Wissel went to the football camp because the money already had been spent.
"My dad hoped if I went there and was around a lot of other high school athletes it might change my mind," Wissel said. "When I got there, a kid said, 'Hey, aren't you that good runner?' I did try. I gave it a fair shot at the camp."
In the process, his father remembered, "Colby had a lot of fun with (former Nebraska quarterback and assistant coach, now the head coach at University of Buffalo) Turner Gill."
Still, Colby's mind was made up. He was a runner, not a football player.
The coach was without a quarterback, but the father still had his son.
"It worked out for the best," Stan said.
His son holds the Nebraska state records in the 1,600-meter and 3,200-meter runs and won nine individual state titles for Kearney High, perennial state champion. He twice was named state Track Athlete of the Year.
"We could have used him, though," said his dad, the football coach. "It hurt us. He was going to be a pretty darn good small-school quarterback for us. He had the ability to run the option pretty good, and he had probably an above-average arm."
Colby Wissel played quarterback and was at his best running the football. Same for Michael Vick.
End of similarities.
Wissel is about as close to the anti-Michael Vick as exists in today's sports world. A double major (accounting and history), the humble Wissel spends much of his free time playing with and caring for his dogs.
Molly, 7, is an Irish Setter. Forest, four months, is a Gordon Setter. Wissel takes his dogs for daily jogs, unless it's too hot, in which case they are daily walks. Often, he drives them to the campus of Haskell Indian Nations University, where the dogs punctuate their walk with a swim in a pond. When Forest pants loudly, he no longer has to walk. Wissel picks him up and carries him, while holding onto Molly's leash.

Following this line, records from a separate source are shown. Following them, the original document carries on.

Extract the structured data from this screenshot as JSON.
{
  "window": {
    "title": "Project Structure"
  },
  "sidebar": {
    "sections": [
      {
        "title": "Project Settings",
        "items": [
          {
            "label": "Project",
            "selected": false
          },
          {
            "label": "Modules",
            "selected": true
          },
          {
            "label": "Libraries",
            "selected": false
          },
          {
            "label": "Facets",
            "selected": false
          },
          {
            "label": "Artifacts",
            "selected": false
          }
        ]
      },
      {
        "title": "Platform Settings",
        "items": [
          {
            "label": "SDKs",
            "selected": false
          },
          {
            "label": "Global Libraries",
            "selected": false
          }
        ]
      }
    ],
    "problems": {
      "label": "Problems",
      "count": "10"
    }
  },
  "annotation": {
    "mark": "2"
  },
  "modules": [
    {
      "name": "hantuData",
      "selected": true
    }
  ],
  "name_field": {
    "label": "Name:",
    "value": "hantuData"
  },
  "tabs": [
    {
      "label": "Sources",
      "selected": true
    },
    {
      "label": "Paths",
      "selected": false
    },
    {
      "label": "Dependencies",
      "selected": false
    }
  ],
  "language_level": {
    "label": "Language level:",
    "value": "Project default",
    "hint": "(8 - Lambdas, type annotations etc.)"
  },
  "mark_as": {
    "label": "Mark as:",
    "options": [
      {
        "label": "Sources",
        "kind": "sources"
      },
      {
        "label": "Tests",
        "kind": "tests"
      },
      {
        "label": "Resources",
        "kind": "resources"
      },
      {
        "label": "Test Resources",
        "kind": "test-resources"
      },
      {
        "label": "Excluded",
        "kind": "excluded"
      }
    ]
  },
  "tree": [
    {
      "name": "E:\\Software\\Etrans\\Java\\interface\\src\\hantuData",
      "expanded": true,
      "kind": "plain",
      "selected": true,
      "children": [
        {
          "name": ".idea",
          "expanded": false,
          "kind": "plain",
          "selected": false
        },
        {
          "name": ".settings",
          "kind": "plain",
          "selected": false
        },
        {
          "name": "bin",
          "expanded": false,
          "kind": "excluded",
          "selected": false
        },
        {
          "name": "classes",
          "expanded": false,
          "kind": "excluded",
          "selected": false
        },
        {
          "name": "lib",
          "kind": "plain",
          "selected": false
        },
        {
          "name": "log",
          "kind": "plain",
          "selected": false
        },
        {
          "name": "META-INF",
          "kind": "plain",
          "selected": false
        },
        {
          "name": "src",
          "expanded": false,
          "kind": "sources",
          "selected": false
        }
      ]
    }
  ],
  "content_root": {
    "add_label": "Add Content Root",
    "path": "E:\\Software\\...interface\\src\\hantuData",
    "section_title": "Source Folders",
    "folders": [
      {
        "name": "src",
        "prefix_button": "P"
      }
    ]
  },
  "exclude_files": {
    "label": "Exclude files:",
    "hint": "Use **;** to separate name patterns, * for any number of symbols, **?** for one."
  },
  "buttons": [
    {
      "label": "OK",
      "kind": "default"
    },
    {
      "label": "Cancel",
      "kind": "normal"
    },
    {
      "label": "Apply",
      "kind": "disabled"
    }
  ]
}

Meanwhile, multiple witnesses testified that Vick was involved in executing by drowning or hanging at least a half dozen dogs that did not fight well in testing sessions as part of a dogfighting ring.

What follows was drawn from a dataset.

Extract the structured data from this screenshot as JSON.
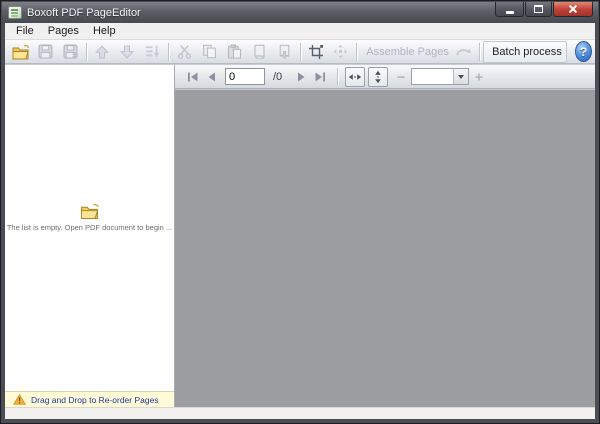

"When you first hear of dogfighting you think, oh, man, who would do that? But once you start reading into it more, reading what Michael Vick did, start seeing pictures online, that's when it really hits you," Wissel said. "What kind of person could do that? I don't care what type of dog you have, pit bull, rottweiler, whatever. It's not natural for a dog to fight to the death. That's not what they would do if they were out on their own. Then for someone to exploit that just for the sake of doing it. : Michael Vick didn't need gambling money. He wasn't doing it for money. For someone to do that for pure sport, it's pretty disheartening, really."
Vick won't be playing football this fall, and Wissel won't miss watching him.
"I never really was a Michael Vick fan," Wissel said. "I always thought he was kind of overrated as a quarterback. He's a super athlete. No one can deny that."
So is Wissel, even though he performs on a much smaller stage in a less popular sport.
A 2006 All-American and Academic All-Big 12 selection, Wissel stars in a sport that does most of its competing on the road. KU's lone home meet, the Bob Timmons Invitational, is a week from today, several hours before the football team kicks off the season against Central Michigan.
"I ran at Rim Rock even in high school, so it's kind of hard to believe I'll be competing for a team for the last time at Rim Rock," Wissel said. "It's not a real big meet, but at the same time we take a lot of pride in that course. It's always fun to get out there and run."
Wissel no longer runs from defensive ends or into tight ends, but he does seem to be forever on the run, be it with his dogs, his books, or football players' dirty laundry.